28 December 2011
As I mentioned in several posts, I gave a talk at a Public Affairs session at this year’s Fall AGU meeting in San Francisco. I was invited to give the talk about my geoblogging experience in a session called “Science Communication in a Changing Media Landscape” on Wednesday afternoon. The session description gave me a lot of leeway, especially since the invitation was basically to talk about blogging – a topic where I can cover a lot of ground! I gave the first version of this talk in an hour-long seminar in my department, so cutting it down to twelve minutes for AGU was a big challenge. Here are the slides that I ended up with, and a general run-through of what I said in the talk.
11 December 2011
Well, as usual, the hectic pace of AGU caught up with me (and my laptop started having fits), so I’m behind on my meeting posts.
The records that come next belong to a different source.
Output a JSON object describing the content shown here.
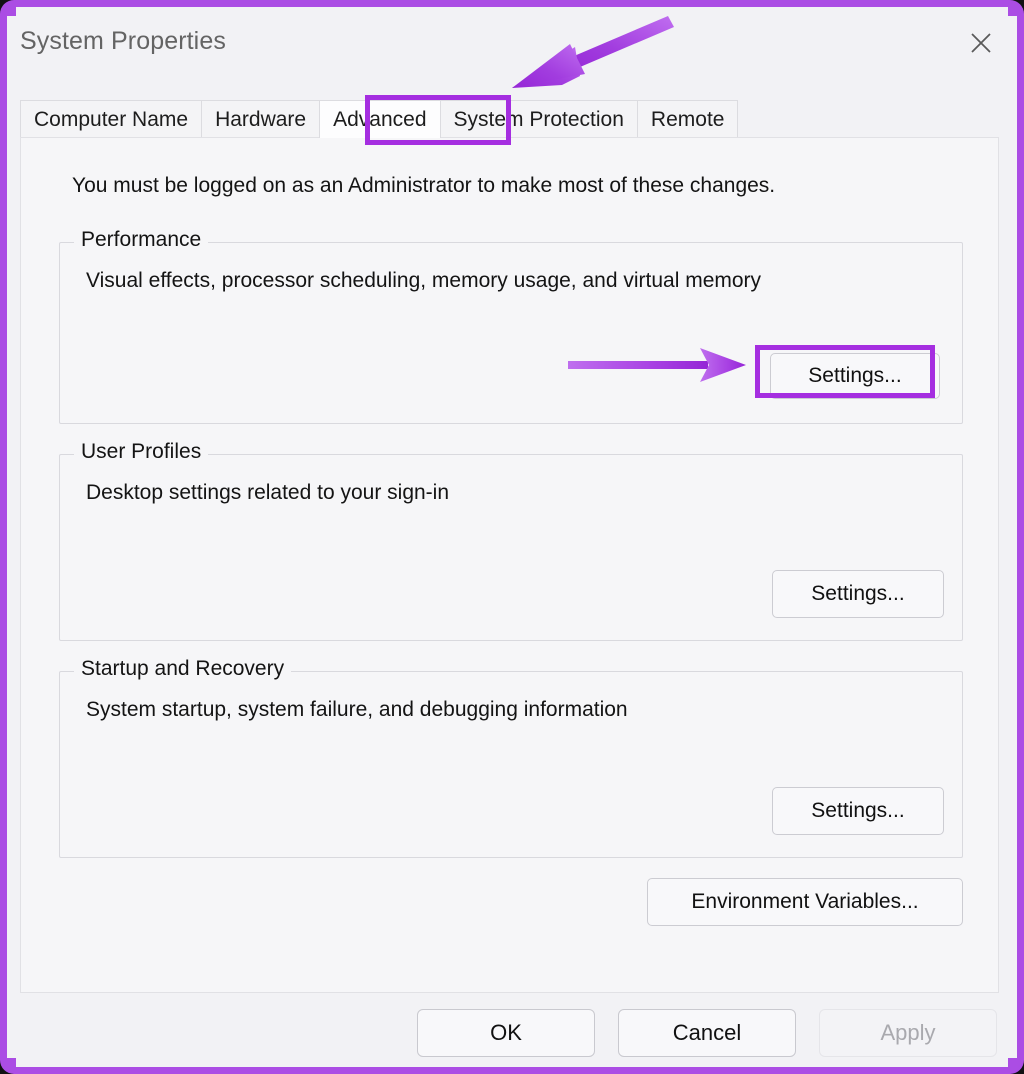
{
  "window": {
    "title": "System Properties",
    "close_label": "✕",
    "accent_color": "#a52ee0",
    "frame_color": "#ab4de4"
  },
  "tabs": [
    {
      "label": "Computer Name",
      "active": false
    },
    {
      "label": "Hardware",
      "active": false
    },
    {
      "label": "Advanced",
      "active": true
    },
    {
      "label": "System Protection",
      "active": false
    },
    {
      "label": "Remote",
      "active": false
    }
  ],
  "content": {
    "admin_note": "You must be logged on as an Administrator to make most of these changes.",
    "groups": [
      {
        "legend": "Performance",
        "description": "Visual effects, processor scheduling, memory usage, and virtual memory",
        "button_label": "Settings...",
        "highlighted": true
      },
      {
        "legend": "User Profiles",
        "description": "Desktop settings related to your sign-in",
        "button_label": "Settings...",
        "highlighted": false
      },
      {
        "legend": "Startup and Recovery",
        "description": "System startup, system failure, and debugging information",
        "button_label": "Settings...",
        "highlighted": false
      }
    ],
    "environment_variables_label": "Environment Variables..."
  },
  "footer": {
    "ok_label": "OK",
    "cancel_label": "Cancel",
    "apply_label": "Apply",
    "apply_disabled": true
  },
  "annotations": [
    {
      "name": "arrow-to-advanced-tab",
      "type": "arrow",
      "color": "#a52ee0"
    },
    {
      "name": "arrow-to-performance-settings",
      "type": "arrow",
      "color": "#a52ee0"
    },
    {
      "name": "highlight-advanced-tab",
      "type": "box",
      "color": "#a52ee0"
    },
    {
      "name": "highlight-performance-settings",
      "type": "box",
      "color": "#a52ee0"
    }
  ]
}
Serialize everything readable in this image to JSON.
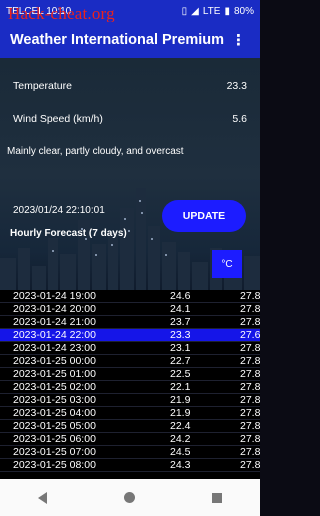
{
  "status_bar": {
    "carrier_time": "TELCEL  10:10",
    "network": "LTE",
    "battery": "80%"
  },
  "watermark": "Hack-cheat.org",
  "app": {
    "title": "Weather International Premium"
  },
  "weather": {
    "temperature_label": "Temperature",
    "temperature_value": "23.3",
    "wind_label": "Wind Speed (km/h)",
    "wind_value": "5.6",
    "description": "Mainly clear, partly cloudy, and overcast",
    "timestamp": "2023/01/24 22:10:01",
    "update_label": "UPDATE"
  },
  "hourly": {
    "title": "Hourly Forecast (7 days)",
    "unit": "°C",
    "rows": [
      {
        "time": "2023-01-24 19:00",
        "temp": "24.6",
        "extra": "27.8"
      },
      {
        "time": "2023-01-24 20:00",
        "temp": "24.1",
        "extra": "27.8"
      },
      {
        "time": "2023-01-24 21:00",
        "temp": "23.7",
        "extra": "27.8"
      },
      {
        "time": "2023-01-24 22:00",
        "temp": "23.3",
        "extra": "27.6"
      },
      {
        "time": "2023-01-24 23:00",
        "temp": "23.1",
        "extra": "27.8"
      },
      {
        "time": "2023-01-25 00:00",
        "temp": "22.7",
        "extra": "27.8"
      },
      {
        "time": "2023-01-25 01:00",
        "temp": "22.5",
        "extra": "27.8"
      },
      {
        "time": "2023-01-25 02:00",
        "temp": "22.1",
        "extra": "27.8"
      },
      {
        "time": "2023-01-25 03:00",
        "temp": "21.9",
        "extra": "27.8"
      },
      {
        "time": "2023-01-25 04:00",
        "temp": "21.9",
        "extra": "27.8"
      },
      {
        "time": "2023-01-25 05:00",
        "temp": "22.4",
        "extra": "27.8"
      },
      {
        "time": "2023-01-25 06:00",
        "temp": "24.2",
        "extra": "27.8"
      },
      {
        "time": "2023-01-25 07:00",
        "temp": "24.5",
        "extra": "27.8"
      },
      {
        "time": "2023-01-25 08:00",
        "temp": "24.3",
        "extra": "27.8"
      }
    ]
  },
  "selected_row": 3,
  "colors": {
    "primary": "#1a2cc4",
    "button": "#1c1cff",
    "selected_row": "#1515e8"
  }
}
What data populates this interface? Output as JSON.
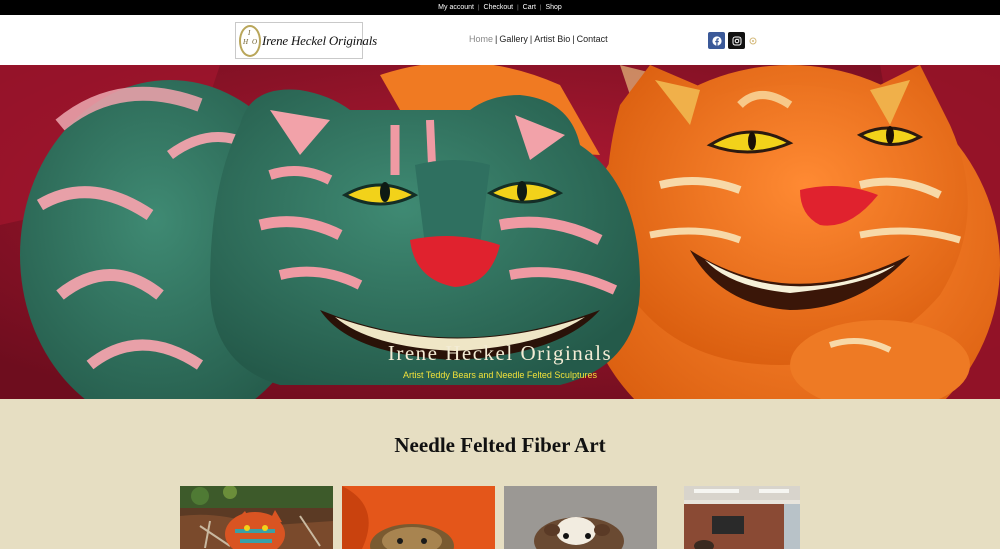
{
  "topbar": {
    "links": [
      "My account",
      "Checkout",
      "Cart",
      "Shop"
    ]
  },
  "header": {
    "logo_text": "Irene Heckel Originals",
    "logo_initials": [
      "I",
      "H",
      "O"
    ],
    "nav": [
      "Home",
      "Gallery",
      "Artist Bio",
      "Contact"
    ],
    "active_nav": "Home",
    "social": [
      "facebook-icon",
      "instagram-icon",
      "other-social-icon"
    ]
  },
  "hero": {
    "title": "Irene Heckel Originals",
    "subtitle": "Artist Teddy Bears and Needle Felted Sculptures"
  },
  "section": {
    "title": "Needle Felted Fiber Art"
  },
  "gallery": {
    "items": [
      "felted-cat-outdoors",
      "felted-bear-orange",
      "felted-guinea-pig",
      "gallery-room-interior"
    ]
  },
  "colors": {
    "page_bg": "#e6dec2",
    "topbar_bg": "#000000",
    "hero_title": "#f3ecd5",
    "hero_subtitle": "#f2e23a",
    "facebook": "#3b5998"
  }
}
So, we’ll go back to Wednesday’s activities:
26 November 2011
In between not doing any Black Friday shopping (yay for my wallet!), spending time with my family, and trying to fit in a little bit of research time, blogging has taken a hit this week. So I thought I’d do something that I did last year in preparation for AGU’s Fall Meeting, and give you a roundup of all the social-media-related activities you can partake in this year! You can keep involved even if you’re not attending the meeting itself, and there are sure to be plenty of posts, Tweets and other conversations by geobloggers during and after the meeting.
10 December 2010
If you’re getting ready to head out to San Francisco soon (or if you’re already there!) you’ve probably heard at least something about the geoblogging activities that will be going on at this year’s Fall Meeting. Here’s a quick rundown of what’s going on:
6 November 2010
One of the sad – but not unexpected – stories to come from the eruption at Mount Merapi concerns the death of the “Gatekeeper” of the volcano, Mbah Marijan. Marijan was mentioned in a 2008 National Geographic article, “The Gods Must Be Restless”, that I blogged about a long time ago – and that has turned out to be depressingly prophetic.